The performances in M. Night Shyamalan’s films have often had a stilted, solemn quality, and Will Smith’s performance in After Earth is no exception. There are a couple reasons for the woodenness this time, though.
First, the story is set in the distant future, a thousand years after humanity has fled the Earth — more on that in a moment — and it stands to reason that speech patterns might have changed in the interim. Indeed, according to co-writer Gary Whitta, the filmmakers “worked with a dialect coach to come up with an original accent, because the idea of the characters speaking with an American accent or a British accent one thousand years in the future, after you’ve left Earth, would seem kind of preposterous.”
Three weeks ago, I noted that the trailers for at least three of this summer’s would-be blockbusters happen to include images of people being blown out of holes in airplanes or starships. But it wasn’t until today that I was reminded of a fourth such movie — namely After Earth, the post-apocalyptic M. Night Shyamalan flick starring Will Smith and his son Jaden. There were very brief images to this effect in the first trailer released in December, and then again in the second trailer released in March, but I somehow didn’t pick up on this until I saw the new TV spot released a few days ago. So here it is!
IT’S a common mistake, but still worth noting: Contrary to what many people seem to think, The Sixth Sense was not M. Night Shyamalan’s first movie.
It was, in fact, his third.
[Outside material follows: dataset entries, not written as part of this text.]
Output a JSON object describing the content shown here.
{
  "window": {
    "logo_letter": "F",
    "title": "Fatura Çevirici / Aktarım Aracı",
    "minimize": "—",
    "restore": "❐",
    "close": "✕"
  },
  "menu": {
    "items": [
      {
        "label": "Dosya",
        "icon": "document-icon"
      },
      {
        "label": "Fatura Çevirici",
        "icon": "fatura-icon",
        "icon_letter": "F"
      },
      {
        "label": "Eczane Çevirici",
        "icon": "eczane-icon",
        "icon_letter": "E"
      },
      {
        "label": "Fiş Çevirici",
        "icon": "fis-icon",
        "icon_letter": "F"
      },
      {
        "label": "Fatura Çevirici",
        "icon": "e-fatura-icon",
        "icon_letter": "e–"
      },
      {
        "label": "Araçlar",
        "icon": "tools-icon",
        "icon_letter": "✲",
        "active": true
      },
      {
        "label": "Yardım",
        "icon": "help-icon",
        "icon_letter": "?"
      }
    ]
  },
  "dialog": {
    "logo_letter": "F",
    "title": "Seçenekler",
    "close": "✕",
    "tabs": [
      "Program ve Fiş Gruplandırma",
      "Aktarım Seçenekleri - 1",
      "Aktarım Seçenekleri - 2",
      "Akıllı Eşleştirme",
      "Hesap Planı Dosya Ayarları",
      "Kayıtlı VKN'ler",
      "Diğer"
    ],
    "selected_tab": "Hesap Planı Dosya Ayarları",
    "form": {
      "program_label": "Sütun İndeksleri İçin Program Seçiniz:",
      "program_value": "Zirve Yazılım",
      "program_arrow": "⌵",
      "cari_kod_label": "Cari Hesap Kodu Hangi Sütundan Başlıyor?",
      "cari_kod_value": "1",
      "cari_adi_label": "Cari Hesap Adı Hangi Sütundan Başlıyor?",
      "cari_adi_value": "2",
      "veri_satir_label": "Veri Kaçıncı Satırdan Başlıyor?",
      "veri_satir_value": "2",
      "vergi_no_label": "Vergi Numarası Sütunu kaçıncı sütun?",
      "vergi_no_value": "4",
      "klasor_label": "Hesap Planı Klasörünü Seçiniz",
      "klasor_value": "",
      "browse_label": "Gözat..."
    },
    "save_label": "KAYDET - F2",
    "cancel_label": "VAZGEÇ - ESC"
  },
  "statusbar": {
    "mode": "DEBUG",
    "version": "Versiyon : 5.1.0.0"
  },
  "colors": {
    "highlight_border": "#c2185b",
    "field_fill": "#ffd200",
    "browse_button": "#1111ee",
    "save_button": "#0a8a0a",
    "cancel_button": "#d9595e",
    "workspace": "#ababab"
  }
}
But virtually no one had seen his first film, Praying with Anger (still not available on DVD), or his second film, Wide Awake (with Rosie O’Donnell as a nun who really likes baseball).
So when The Sixth Sense came out in the summer of 1999 and wowed audiences with its deeply felt drama and its shocking twist ending — becoming such a big word-of-mouth hit that, for the next couple years, it was one of the top 10 films of all time at the North American box office — it was easy for many people to treat the film as though it marked the debut of a brilliant and brand-new talent.
SIGNS IS a daring bait-and-switch, in which director M. Night Shyamalan seems to promise his audience a movie about aliens and gives us a movie about God, instead. The film, which stars Mel Gibson as an Episcopal priest who has lost his faith following the tragic death of his wife, is about the need to believe that there is someone out there watching over us, and not just some empty meaningless void, and the film cannily plays with — and rejects — the idea that aliens can fulfill this need.
Unbreakable has a lot in common with The Sixth Sense, the surprise spook-story hit that nudged its way into the ranks of the top ten box-office hits of all time early this year. It is written and directed by M. Night Shyamalan. It stars Bruce Willis. And it is a solemn tale about a person who has supernatural powers and must find a way to come to terms with his gift, and use it responsibly.
Willis plays David Dunne, a security guard who survives a train wreck without getting so much as a scratch, while all the other passengers die. David is soon contacted by Elijah Price (Samuel L. Jackson), a comic-book zealot who has been keeping an eye out for just such an incident, hoping to find an invulnerable man. Elijah has extremely fragile bones — the kids back in school used to call him “Glass” because he shattered so easily — and he’s been waiting his whole life to meet someone at the opposite end of the vulnerability spectrum.